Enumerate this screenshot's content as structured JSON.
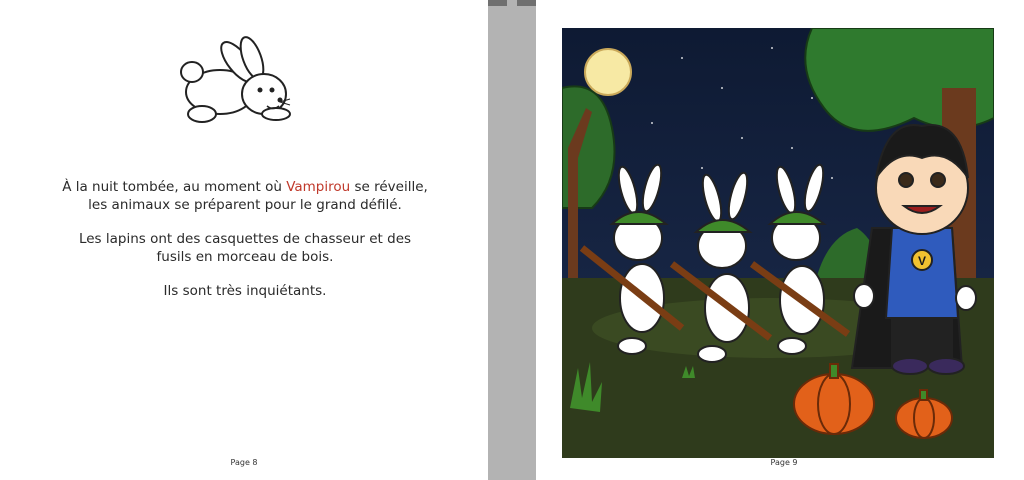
{
  "left_page": {
    "paragraphs": [
      {
        "before": "À la nuit tombée, au moment où ",
        "highlight": "Vampirou",
        "after": " se réveille, les animaux se préparent pour le grand défilé."
      },
      {
        "text": "Les lapins ont des casquettes de chasseur et des fusils en morceau de bois."
      },
      {
        "text": "Ils sont très inquiétants."
      }
    ],
    "page_number": "Page 8",
    "icon": "rabbit-icon"
  },
  "right_page": {
    "page_number": "Page 9",
    "illustration": "vampire-and-rabbits-illustration",
    "badge_letter": "V"
  },
  "colors": {
    "accent": "#c0392b",
    "sky": "#13213f",
    "ground": "#2f3b1c",
    "pumpkin": "#e2611a",
    "hat": "#3f8a2a",
    "cape_vest": "#2f5bbd"
  }
}
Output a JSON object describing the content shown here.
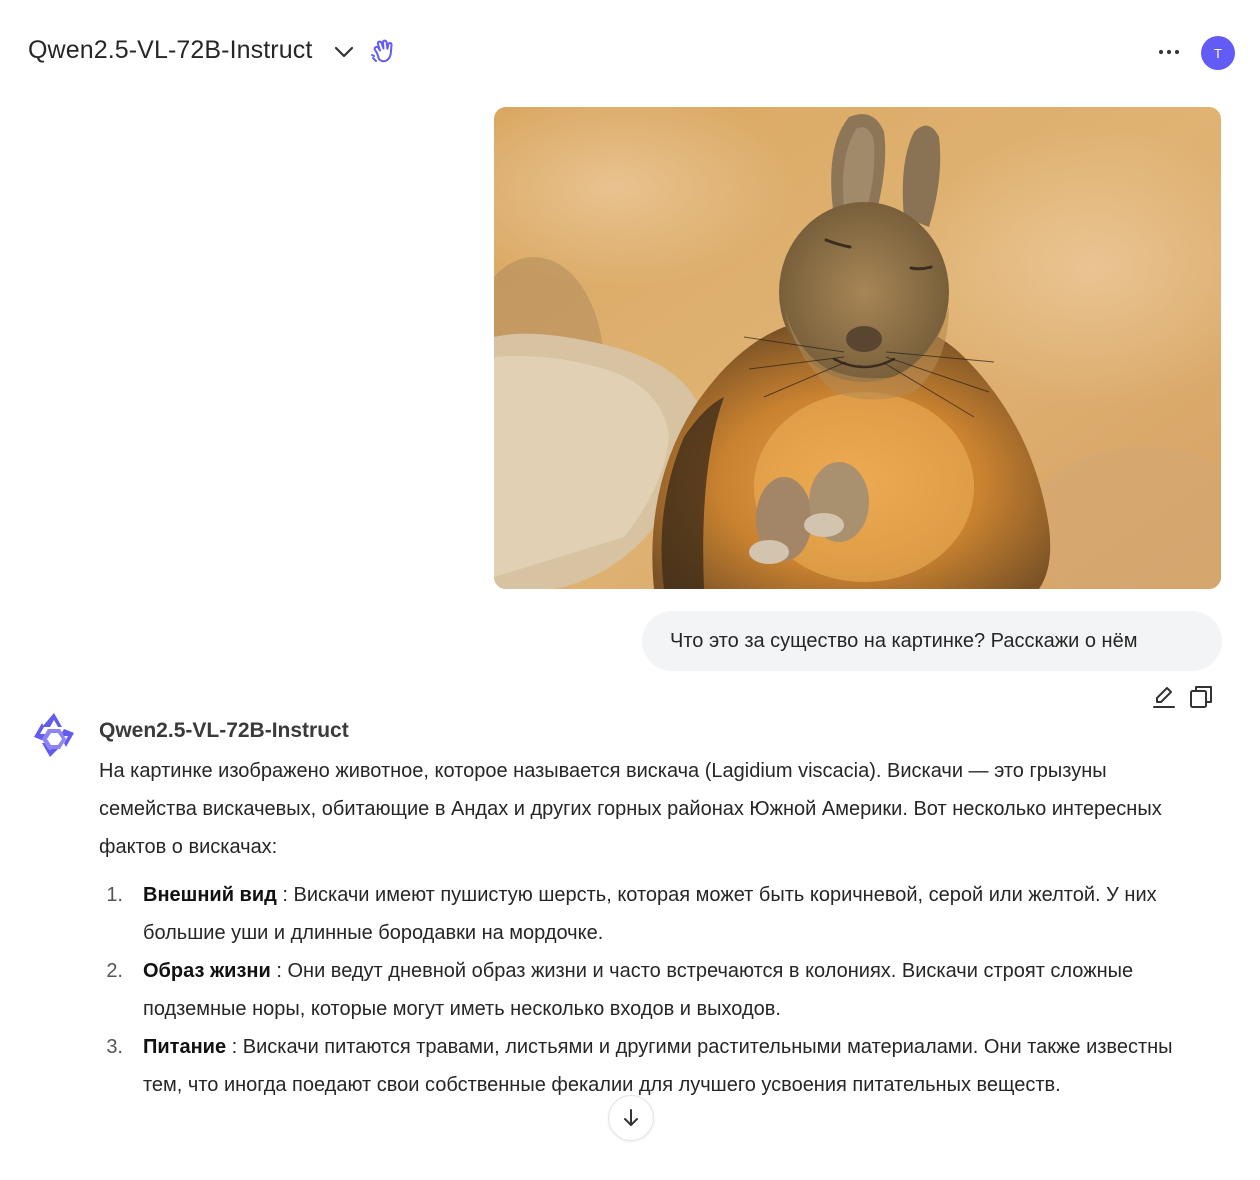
{
  "header": {
    "model_name": "Qwen2.5-VL-72B-Instruct",
    "avatar_initial": "T"
  },
  "user_message": {
    "text": "Что это за существо на картинке? Расскажи о нём"
  },
  "assistant": {
    "name": "Qwen2.5-VL-72B-Instruct",
    "intro": "На картинке изображено животное, которое называется вискача (Lagidium viscacia). Вискачи — это грызуны семейства вискачевых, обитающие в Андах и других горных районах Южной Америки. Вот несколько интересных фактов о вискачах:",
    "facts": [
      {
        "num": "1.",
        "title": "Внешний вид",
        "text": " : Вискачи имеют пушистую шерсть, которая может быть коричневой, серой или желтой. У них большие уши и длинные бородавки на мордочке."
      },
      {
        "num": "2.",
        "title": "Образ жизни",
        "text": " : Они ведут дневной образ жизни и часто встречаются в колониях. Вискачи строят сложные подземные норы, которые могут иметь несколько входов и выходов."
      },
      {
        "num": "3.",
        "title": "Питание",
        "text": " : Вискачи питаются травами, листьями и другими растительными материалами. Они также известны тем, что иногда поедают свои собственные фекалии для лучшего усвоения питательных веществ."
      }
    ]
  },
  "colors": {
    "accent": "#625bf5",
    "bubble_bg": "#f3f4f6",
    "logo": "#615ced"
  },
  "icons": {
    "chevron": "chevron-down-icon",
    "model": "hand-icon",
    "more": "more-icon",
    "edit": "edit-icon",
    "copy": "copy-icon",
    "scroll": "arrow-down-icon"
  }
}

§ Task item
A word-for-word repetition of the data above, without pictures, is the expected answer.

§ Output below
Enumerate this screenshot's content as structured JSON.
{
  "left_page": {
    "paragraphs": [
      {
        "before": "À la nuit tombée, au moment où ",
        "highlight": "Vampirou",
        "after": " se réveille, les animaux se préparent pour le grand défilé."
      },
      {
        "text": "Les lapins ont des casquettes de chasseur et des fusils en morceau de bois."
      },
      {
        "text": "Ils sont très inquiétants."
      }
    ],
    "page_number": "Page 8",
    "icon": "rabbit-icon"
  },
  "right_page": {
    "page_number": "Page 9",
    "illustration": "vampire-and-rabbits-illustration",
    "badge_letter": "V"
  },
  "colors": {
    "accent": "#c0392b",
    "sky": "#13213f",
    "ground": "#2f3b1c",
    "pumpkin": "#e2611a",
    "hat": "#3f8a2a",
    "cape_vest": "#2f5bbd"
  }
}
Output a JSON object describing the content shown here.
{
  "header": {
    "model_name": "Qwen2.5-VL-72B-Instruct",
    "avatar_initial": "T"
  },
  "user_message": {
    "text": "Что это за существо на картинке? Расскажи о нём"
  },
  "assistant": {
    "name": "Qwen2.5-VL-72B-Instruct",
    "intro": "На картинке изображено животное, которое называется вискача (Lagidium viscacia). Вискачи — это грызуны семейства вискачевых, обитающие в Андах и других горных районах Южной Америки. Вот несколько интересных фактов о вискачах:",
    "facts": [
      {
        "num": "1.",
        "title": "Внешний вид",
        "text": " : Вискачи имеют пушистую шерсть, которая может быть коричневой, серой или желтой. У них большие уши и длинные бородавки на мордочке."
      },
      {
        "num": "2.",
        "title": "Образ жизни",
        "text": " : Они ведут дневной образ жизни и часто встречаются в колониях. Вискачи строят сложные подземные норы, которые могут иметь несколько входов и выходов."
      },
      {
        "num": "3.",
        "title": "Питание",
        "text": " : Вискачи питаются травами, листьями и другими растительными материалами. Они также известны тем, что иногда поедают свои собственные фекалии для лучшего усвоения питательных веществ."
      }
    ]
  },
  "colors": {
    "accent": "#625bf5",
    "bubble_bg": "#f3f4f6",
    "logo": "#615ced"
  },
  "icons": {
    "chevron": "chevron-down-icon",
    "model": "hand-icon",
    "more": "more-icon",
    "edit": "edit-icon",
    "copy": "copy-icon",
    "scroll": "arrow-down-icon"
  }
}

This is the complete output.